Characterisation of Turkish fly ashes


Bayat O.

FUEL, cilt.77, ss.1059-1066, 1998 (SCI İndekslerine Giren Dergi) identifier identifier

Özet

The mineralogical, morphological, physical and chemical properties of seven different fly ashes from eastern, central and western lignite and bituminous coal fields in Turkey are compared in this study. The mineral matter in the fly ashes, determined by means of X-ray diffraction, is dominated mainly by anhydrite, lime, quartz and hematite + ferrite spinel. The three low-calcium ashes-Soma, Seyitomer and Catalagzi-have the typical, relatively simple, crystalline phases Q, M, H and FS. The high-calcium fly ashes-Yenikoy and Afsin-Elbistan-have the most complex assemblage of crystalline phases. The much higher calcium concentrations in these samples result in the formation of lime (CaO), melilite [(Ca,Na)(2)(Mg,Al,Fe)(Si,Al)(2)O-7] and merwinite (possible phase) [Ca3Mg(SiO4)(2)]. The presence of anhydrite in all samples indicates that the high activity of calcium not only promotes the formation of sulfates (Ah and SO) from calcite (in the presence of sulfur and oxygen), but also the dehydration of gypsum during and after combustion, which occurs at temperatures above 400-500 degrees C. It is very important to understand the interaction of high-calcium fly ashes with water occurring in Portland cement (C(3)A,C2S), Ah, which hydrates to give gypsum and lime, with the latter hydrating to give the Ca(OH)(2) solutions that promote pozzolonic reactions. It was clear from the microscopy data that some of the particles comprised predominantly irregularly formed, vesicular particles with some well-formed individual spheres in Catalagzi and Tuncbilek fly ashes. About 55-80 wt% was less than 45 mu m in size-for Yatagan, Soma, Yenikoy and Afsin-Elbistan fly ashes. Chemical analyses of the fly ashes showed that they were mainly composed of CaO, SiO2 and AL(2)O(3). These fly ashes have a potential use in wastewater treatment since they can be easily obtained in large quantities at low price or even without price. The chemical and mineralogical compositions of the high-calcium Turkish fly ashes investigated make them a good binding agent and a possible substitute for slags, pozzolana and gypsum in the amelioration of clinker. Moreover, the fly ashes could be also used as a liming material to raise the low pH of acid soils in humid regions, such as around the Black Sea coast of Turkey. (C) 1998 Elsevier Science Ltd. All rights reserved.

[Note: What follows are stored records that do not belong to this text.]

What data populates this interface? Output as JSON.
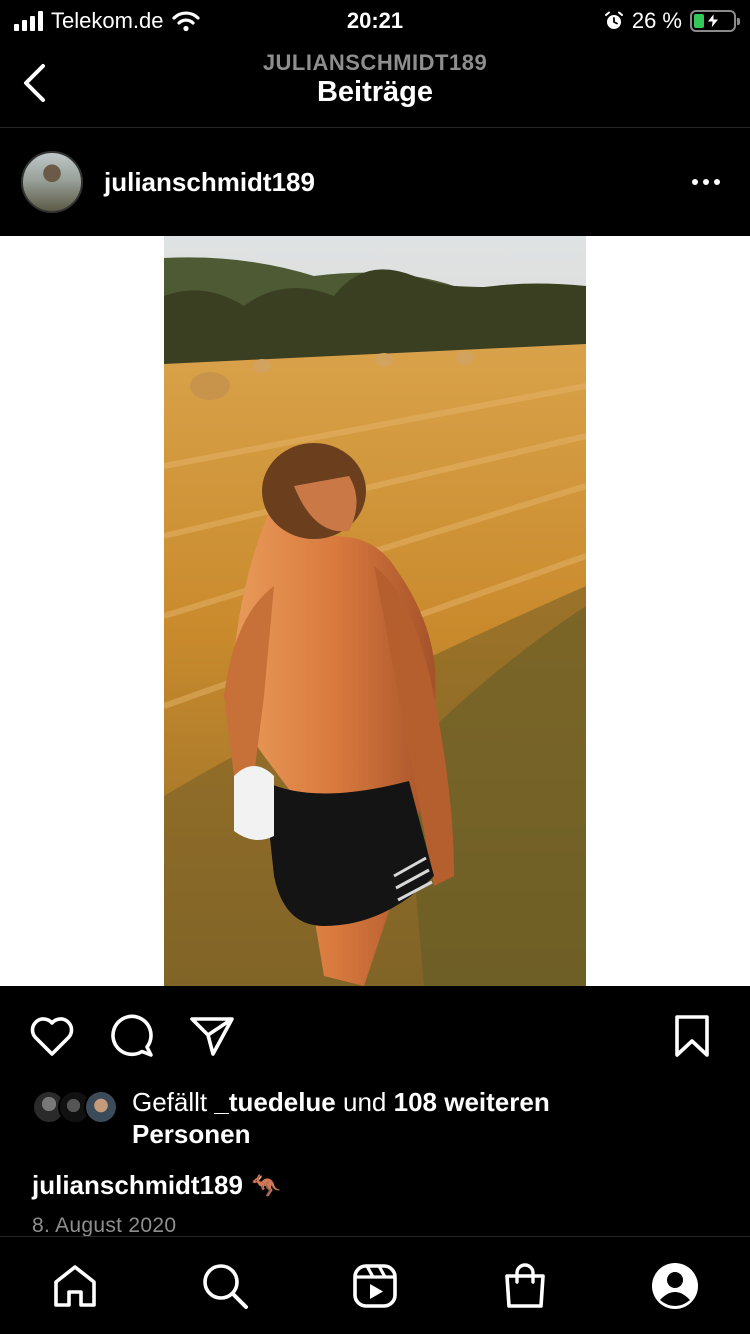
{
  "status_bar": {
    "carrier": "Telekom.de",
    "time": "20:21",
    "battery_percent": "26 %",
    "battery_level": 0.26,
    "colors": {
      "battery": "#34c759"
    }
  },
  "header": {
    "subtitle": "JULIANSCHMIDT189",
    "title": "Beiträge"
  },
  "post": {
    "username": "julianschmidt189",
    "likes": {
      "prefix": "Gefällt",
      "user": "_tuedelue",
      "connector": "und",
      "count": "108 weiteren",
      "suffix": "Personen"
    },
    "caption_user": "julianschmidt189",
    "caption_emoji": "🦘",
    "date": "8. August 2020"
  },
  "icons": {
    "back": "chevron-left-icon",
    "more": "more-options-icon",
    "like": "heart-icon",
    "comment": "comment-icon",
    "share": "send-icon",
    "save": "bookmark-icon",
    "tabs": [
      "home-icon",
      "search-icon",
      "reels-icon",
      "shop-icon",
      "profile-icon"
    ]
  }
}
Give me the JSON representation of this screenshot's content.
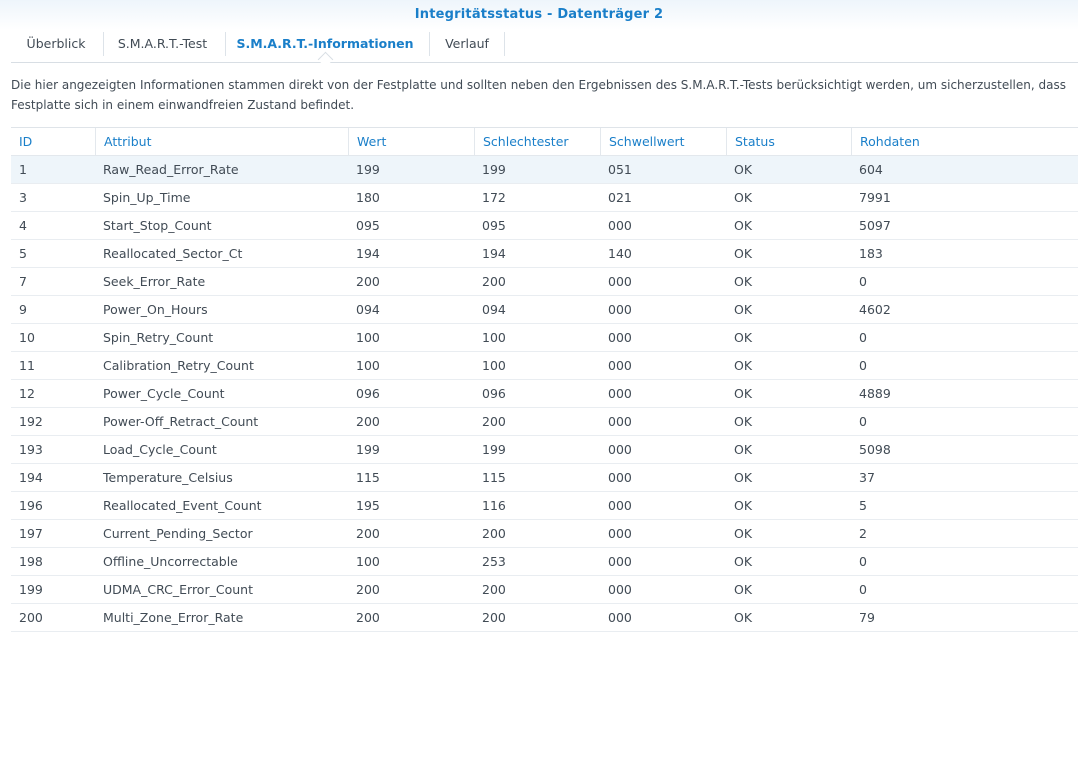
{
  "window": {
    "title": "Integritätsstatus - Datenträger 2"
  },
  "tabs": [
    {
      "label": "Überblick",
      "active": false
    },
    {
      "label": "S.M.A.R.T.-Test",
      "active": false
    },
    {
      "label": "S.M.A.R.T.-Informationen",
      "active": true
    },
    {
      "label": "Verlauf",
      "active": false
    }
  ],
  "description": "Die hier angezeigten Informationen stammen direkt von der Festplatte und sollten neben den Ergebnissen des S.M.A.R.T.-Tests berücksichtigt werden, um sicherzustellen, dass Festplatte sich in einem einwandfreien Zustand befindet.",
  "table": {
    "columns": [
      "ID",
      "Attribut",
      "Wert",
      "Schlechtester",
      "Schwellwert",
      "Status",
      "Rohdaten"
    ],
    "rows": [
      [
        "1",
        "Raw_Read_Error_Rate",
        "199",
        "199",
        "051",
        "OK",
        "604"
      ],
      [
        "3",
        "Spin_Up_Time",
        "180",
        "172",
        "021",
        "OK",
        "7991"
      ],
      [
        "4",
        "Start_Stop_Count",
        "095",
        "095",
        "000",
        "OK",
        "5097"
      ],
      [
        "5",
        "Reallocated_Sector_Ct",
        "194",
        "194",
        "140",
        "OK",
        "183"
      ],
      [
        "7",
        "Seek_Error_Rate",
        "200",
        "200",
        "000",
        "OK",
        "0"
      ],
      [
        "9",
        "Power_On_Hours",
        "094",
        "094",
        "000",
        "OK",
        "4602"
      ],
      [
        "10",
        "Spin_Retry_Count",
        "100",
        "100",
        "000",
        "OK",
        "0"
      ],
      [
        "11",
        "Calibration_Retry_Count",
        "100",
        "100",
        "000",
        "OK",
        "0"
      ],
      [
        "12",
        "Power_Cycle_Count",
        "096",
        "096",
        "000",
        "OK",
        "4889"
      ],
      [
        "192",
        "Power-Off_Retract_Count",
        "200",
        "200",
        "000",
        "OK",
        "0"
      ],
      [
        "193",
        "Load_Cycle_Count",
        "199",
        "199",
        "000",
        "OK",
        "5098"
      ],
      [
        "194",
        "Temperature_Celsius",
        "115",
        "115",
        "000",
        "OK",
        "37"
      ],
      [
        "196",
        "Reallocated_Event_Count",
        "195",
        "116",
        "000",
        "OK",
        "5"
      ],
      [
        "197",
        "Current_Pending_Sector",
        "200",
        "200",
        "000",
        "OK",
        "2"
      ],
      [
        "198",
        "Offline_Uncorrectable",
        "100",
        "253",
        "000",
        "OK",
        "0"
      ],
      [
        "199",
        "UDMA_CRC_Error_Count",
        "200",
        "200",
        "000",
        "OK",
        "0"
      ],
      [
        "200",
        "Multi_Zone_Error_Rate",
        "200",
        "200",
        "000",
        "OK",
        "79"
      ]
    ],
    "selected_row": 0
  },
  "colors": {
    "accent": "#1a7fc9",
    "text": "#414b55",
    "selected_row_bg": "#eef5fa",
    "border": "#e3e8ed"
  }
}
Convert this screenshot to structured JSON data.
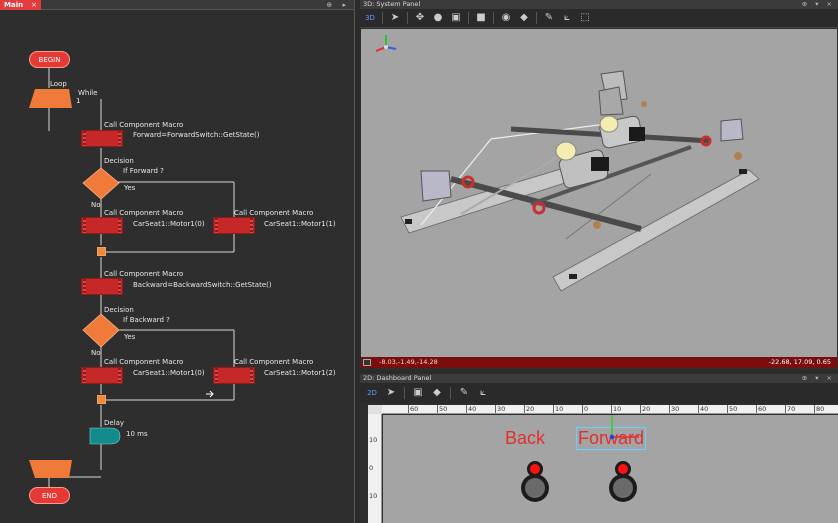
{
  "main_tab": {
    "label": "Main",
    "close": "×",
    "controls": "⊕ ▸"
  },
  "flow": {
    "begin": "BEGIN",
    "end": "END",
    "loop_label": "Loop",
    "loop_cond_label": "While",
    "loop_cond_value": "1",
    "macro1_title": "Call Component Macro",
    "macro1_text": "Forward=ForwardSwitch::GetState()",
    "decision1_title": "Decision",
    "decision1_text": "If Forward ?",
    "decision1_yes": "Yes",
    "decision1_no": "No",
    "macro2_title": "Call Component Macro",
    "macro2_text": "CarSeat1::Motor1(0)",
    "macro3_title": "Call Component Macro",
    "macro3_text": "CarSeat1::Motor1(1)",
    "macro4_title": "Call Component Macro",
    "macro4_text": "Backward=BackwardSwitch::GetState()",
    "decision2_title": "Decision",
    "decision2_text": "If Backward ?",
    "decision2_yes": "Yes",
    "decision2_no": "No",
    "macro5_title": "Call Component Macro",
    "macro5_text": "CarSeat1::Motor1(0)",
    "macro6_title": "Call Component Macro",
    "macro6_text": "CarSeat1::Motor1(2)",
    "delay_title": "Delay",
    "delay_text": "10 ms"
  },
  "system_panel": {
    "title": "3D: System Panel",
    "controls": "⊕ ▾ ×",
    "toolbar_label": "3D",
    "status_left": "-8.03,-1.49,-14.28",
    "status_right": "-22.68, 17.09, 0.65"
  },
  "dashboard_panel": {
    "title": "2D: Dashboard Panel",
    "controls": "⊕ ▾ ×",
    "toolbar_label": "2D",
    "back_label": "Back",
    "forward_label": "Forward",
    "ruler_top": [
      "60",
      "50",
      "40",
      "30",
      "20",
      "10",
      "0",
      "10",
      "20",
      "30",
      "40",
      "50",
      "60",
      "70",
      "80"
    ],
    "ruler_left": [
      "10",
      "0",
      "10"
    ]
  },
  "colors": {
    "accent": "#e23c3c",
    "flow_terminal": "#e53935",
    "flow_macro": "#c62828",
    "flow_decision": "#f07a3a",
    "flow_delay": "#138b8b",
    "viewport_bg": "#a4a4a4"
  },
  "icons": [
    "pointer-icon",
    "cube-icon",
    "sphere-icon",
    "camera-icon",
    "axes-icon",
    "wrench-icon",
    "gear-icon"
  ]
}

The mineralogical, morphological, physical and chemical properties of seven different fly ashes from eastern, central and western lignite and bituminous coal fields in Turkey are compared in this study. The mineral matter in the fly ashes, determined by means of X-ray diffraction, is dominated mainly by anhydrite, lime, quartz and hematite + ferrite spinel. The three low-calcium ashes-Soma, Seyitomer and Catalagzi-have the typical, relatively simple, crystalline phases Q, M, H and FS. The high-calcium fly ashes-Yenikoy and Afsin-Elbistan-have the most complex assemblage of crystalline phases. The much higher calcium concentrations in these samples result in the formation of lime (CaO), melilite [(Ca,Na)(2)(Mg,Al,Fe)(Si,Al)(2)O-7] and merwinite (possible phase) [Ca3Mg(SiO4)(2)]. The presence of anhydrite in all samples indicates that the high activity of calcium not only promotes the formation of sulfates (Ah and SO) from calcite (in the presence of sulfur and oxygen), but also the dehydration of gypsum during and after combustion, which occurs at temperatures above 400-500 degrees C. It is very important to understand the interaction of high-calcium fly ashes with water occurring in Portland cement (C(3)A,C2S), Ah, which hydrates to give gypsum and lime, with the latter hydrating to give the Ca(OH)(2) solutions that promote pozzolonic reactions. It was clear from the microscopy data that some of the particles comprised predominantly irregularly formed, vesicular particles with some well-formed individual spheres in Catalagzi and Tuncbilek fly ashes. About 55-80 wt% was less than 45 mu m in size-for Yatagan, Soma, Yenikoy and Afsin-Elbistan fly ashes. Chemical analyses of the flyashes showed that they were mainly composed of CaO, SiO2 and AL(2)O(3). These fly ashes have a potential use in wastewater treatment since they can be easily obtained in large quantities at low price or even without price. The chemical and mineralogical compositions of the high-calcium Turkish fly ashesinvestigated make them a good binding agent and a possible substitute for slags, pozzolana and gypsum in the amelioration of clinker. Moreover, the fly ashescould be also used as a liming material to raise the low pH of acid soils in humid regions, such as around the Black Sea coast of Turkey. (C) 1998 Elsevier Science Ltd. All rights reserved.